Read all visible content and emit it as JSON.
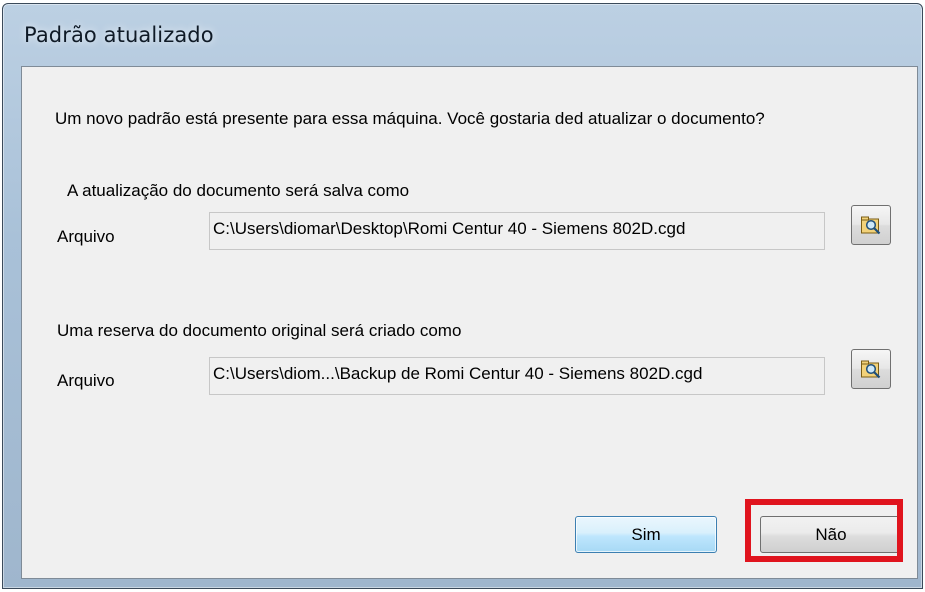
{
  "dialog": {
    "title": "Padrão atualizado",
    "prompt": "Um novo padrão está presente para essa máquina. Você gostaria ded atualizar o documento?",
    "update_section": {
      "heading": "A atualização do documento será salva como",
      "file_label": "Arquivo",
      "file_path": "C:\\Users\\diomar\\Desktop\\Romi Centur 40 - Siemens 802D.cgd",
      "browse_icon": "folder-search-icon"
    },
    "backup_section": {
      "heading": "Uma reserva do documento original será criado como",
      "file_label": "Arquivo",
      "file_path": "C:\\Users\\diom...\\Backup de Romi Centur 40 - Siemens 802D.cgd",
      "browse_icon": "folder-search-icon"
    },
    "buttons": {
      "yes_label": "Sim",
      "no_label": "Não"
    },
    "highlight_color": "#e0141e"
  }
}
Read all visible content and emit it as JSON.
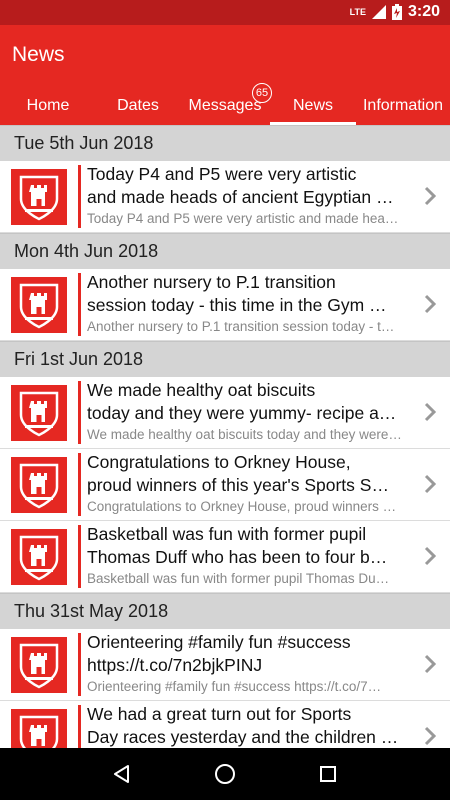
{
  "status_bar": {
    "network": "LTE",
    "time": "3:20"
  },
  "app": {
    "title": "News"
  },
  "tabs": [
    {
      "label": "Home"
    },
    {
      "label": "Dates"
    },
    {
      "label": "Messages",
      "badge": "65"
    },
    {
      "label": "News"
    },
    {
      "label": "Information"
    }
  ],
  "sections": [
    {
      "date": "Tue 5th Jun 2018",
      "items": [
        {
          "title_line1": "Today P4 and P5 were very artistic",
          "title_line2": "and made heads of ancient Egyptian …",
          "preview": "Today P4 and P5 were very artistic and made hea…"
        }
      ]
    },
    {
      "date": "Mon 4th Jun 2018",
      "items": [
        {
          "title_line1": "Another nursery to P.1 transition",
          "title_line2": "session today - this time in the Gym …",
          "preview": "Another nursery to P.1 transition session today - t…"
        }
      ]
    },
    {
      "date": "Fri 1st Jun 2018",
      "items": [
        {
          "title_line1": "We made healthy oat biscuits",
          "title_line2": "today and they were yummy- recipe a…",
          "preview": "We made healthy oat biscuits today and they were…"
        },
        {
          "title_line1": "Congratulations to Orkney House,",
          "title_line2": "proud winners of this year's Sports S…",
          "preview": "Congratulations to Orkney House, proud winners …"
        },
        {
          "title_line1": "Basketball was fun with former pupil",
          "title_line2": "Thomas Duff who has been to four b…",
          "preview": "Basketball was fun with former pupil Thomas Du…"
        }
      ]
    },
    {
      "date": "Thu 31st May 2018",
      "items": [
        {
          "title_line1": "Orienteering #family fun #success",
          "title_line2": "https://t.co/7n2bjkPINJ",
          "preview": "Orienteering #family fun #success https://t.co/7…"
        },
        {
          "title_line1": "We had a great turn out for Sports",
          "title_line2": "Day races yesterday and the children …",
          "preview": ""
        }
      ]
    }
  ],
  "colors": {
    "primary": "#e52822",
    "status": "#b71c1c",
    "header_bg": "#d4d4d4"
  },
  "icons": {
    "logo": "school-crest-icon",
    "chevron": "chevron-right-icon",
    "back": "back-triangle-icon",
    "home": "home-circle-icon",
    "recents": "recents-square-icon"
  }
}
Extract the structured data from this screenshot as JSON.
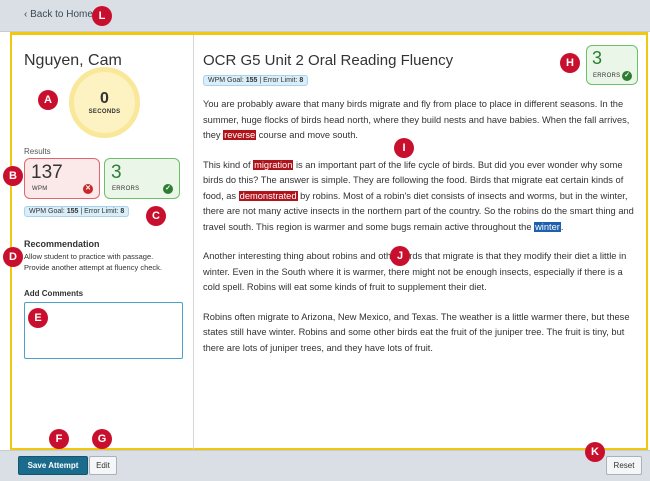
{
  "nav": {
    "back_label": "Back to Home",
    "back_icon": "chevron-left-icon"
  },
  "student": {
    "name": "Nguyen, Cam"
  },
  "timer": {
    "value": "0",
    "unit": "SECONDS"
  },
  "results": {
    "label": "Results",
    "wpm": {
      "value": "137",
      "label": "WPM",
      "icon": "x-circle-icon"
    },
    "errors": {
      "value": "3",
      "label": "ERRORS",
      "icon": "check-circle-icon"
    },
    "goal": {
      "wpm_label": "WPM Goal:",
      "wpm_value": "155",
      "separator": "|",
      "limit_label": "Error Limit:",
      "limit_value": "8"
    }
  },
  "recommendation": {
    "title": "Recommendation",
    "line1": "Allow student to practice with passage.",
    "line2": "Provide another attempt at fluency check."
  },
  "comments": {
    "label": "Add Comments",
    "value": "",
    "placeholder": ""
  },
  "assessment": {
    "title": "OCR G5 Unit 2 Oral Reading Fluency",
    "errors": {
      "value": "3",
      "label": "ERRORS",
      "icon": "check-circle-icon"
    },
    "goal": {
      "wpm_label": "WPM Goal:",
      "wpm_value": "155",
      "separator": "|",
      "limit_label": "Error Limit:",
      "limit_value": "8"
    }
  },
  "passage": {
    "p1_before": "You are probably aware that many birds migrate and fly from place to place in different seasons. In the summer, huge flocks of birds head north, where they build nests and have babies. When the fall arrives, they ",
    "p1_hl": "reverse",
    "p1_after": " course and move south.",
    "p2_a": "This kind of ",
    "p2_hl1": "migration",
    "p2_b": " is an important part of the life cycle of birds. But did you ever wonder why some birds do this? The answer is simple. They are following the food. Birds that migrate eat certain kinds of food, as ",
    "p2_hl2": "demonstrated",
    "p2_c": " by robins. Most of a robin's diet consists of insects and worms, but in the winter, there are not many active insects in the northern part of the country. So the robins do the smart thing and travel south. This region is warmer and some bugs remain active throughout the ",
    "p2_hl3": "winter",
    "p2_d": ".",
    "p3": "Another interesting thing about robins and other birds that migrate is that they modify their diet a little in winter. Even in the South where it is warmer, there might not be enough insects, especially if there is a cold spell. Robins will eat some kinds of fruit to supplement their diet.",
    "p4": "Robins often migrate to Arizona, New Mexico, and Texas. The weather is a little warmer there, but these states still have winter. Robins and some other birds eat the fruit of the juniper tree. The fruit is tiny, but there are lots of juniper trees, and they have lots of fruit."
  },
  "footer": {
    "save_label": "Save Attempt",
    "edit_label": "Edit",
    "reset_label": "Reset"
  },
  "callouts": {
    "a": "A",
    "b": "B",
    "c": "C",
    "d": "D",
    "e": "E",
    "f": "F",
    "g": "G",
    "h": "H",
    "i": "I",
    "j": "J",
    "k": "K",
    "l": "L"
  },
  "colors": {
    "accent": "#1b6c8c",
    "highlight_frame": "#f2c80f",
    "error_red": "#b0141b",
    "selected_blue": "#1e5fae",
    "success_green": "#2e7d32",
    "callout_red": "#c8102e"
  }
}
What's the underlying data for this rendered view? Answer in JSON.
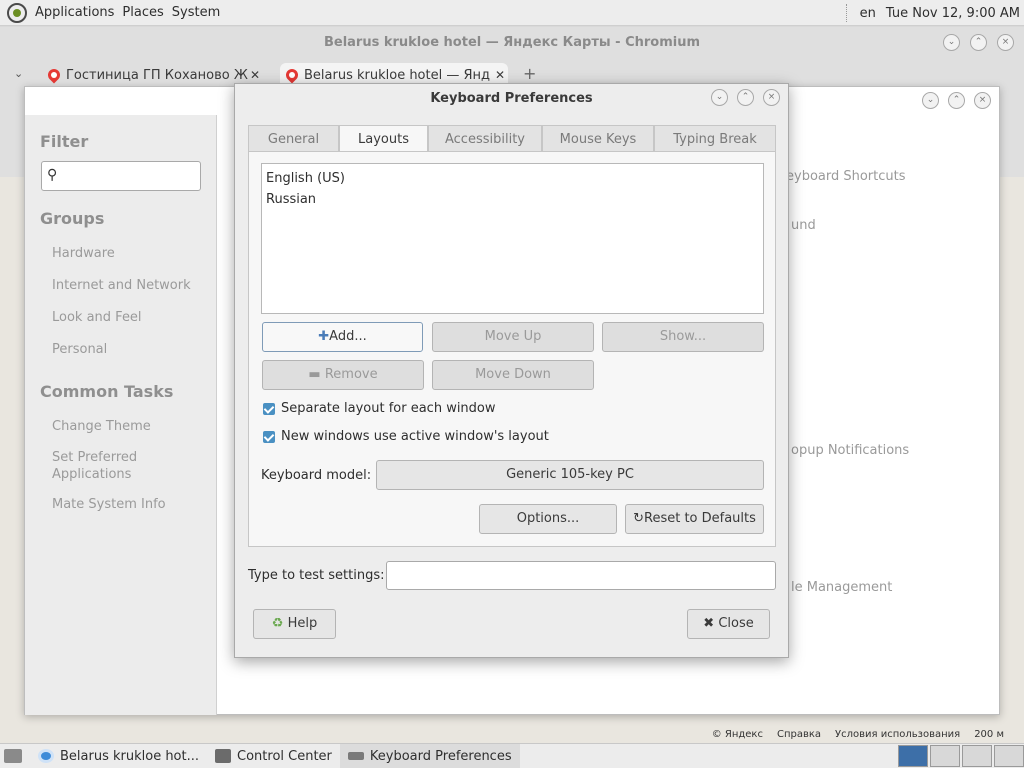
{
  "top_panel": {
    "menus": [
      "Applications",
      "Places",
      "System"
    ],
    "keyboard_indicator": "en",
    "clock": "Tue Nov 12,  9:00 AM"
  },
  "chromium": {
    "title": "Belarus krukloe hotel — Яндекс Карты - Chromium",
    "tabs": [
      {
        "label": "Гостиница ГП Коханово Ж"
      },
      {
        "label": "Belarus krukloe hotel — Янд"
      }
    ],
    "map_footer": [
      "© Яндекс",
      "Справка",
      "Условия использования",
      "200 м"
    ]
  },
  "control_center": {
    "filter_heading": "Filter",
    "groups_heading": "Groups",
    "groups": [
      "Hardware",
      "Internet and Network",
      "Look and Feel",
      "Personal"
    ],
    "tasks_heading": "Common Tasks",
    "tasks": [
      "Change Theme",
      "Set Preferred Applications",
      "Mate System Info"
    ],
    "partial_items": [
      "eyboard Shortcuts",
      "und",
      "opup Notifications",
      "le Management"
    ]
  },
  "dialog": {
    "title": "Keyboard Preferences",
    "tabs": [
      "General",
      "Layouts",
      "Accessibility",
      "Mouse Keys",
      "Typing Break"
    ],
    "selected_tab": "Layouts",
    "layouts": [
      "English (US)",
      "Russian"
    ],
    "buttons": {
      "add": "Add...",
      "move_up": "Move Up",
      "show": "Show...",
      "remove": "Remove",
      "move_down": "Move Down",
      "options": "Options...",
      "reset": "Reset to Defaults",
      "help": "Help",
      "close": "Close"
    },
    "checkboxes": {
      "separate_layout": "Separate layout for each window",
      "new_windows": "New windows use active window's layout"
    },
    "keyboard_model_label": "Keyboard model:",
    "keyboard_model_value": "Generic 105-key PC",
    "test_label": "Type to test settings:",
    "test_value": ""
  },
  "taskbar": {
    "items": [
      "Belarus krukloe hot...",
      "Control Center",
      "Keyboard Preferences"
    ]
  }
}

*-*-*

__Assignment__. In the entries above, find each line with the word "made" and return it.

__Solution to this exercise__.
          "title_line2": "and made heads of ancient Egyptian …",
          "preview": "Today P4 and P5 were very artistic and made hea…"
          "title_line1": "We made healthy oat biscuits",
          "preview": "We made healthy oat biscuits today and they were…"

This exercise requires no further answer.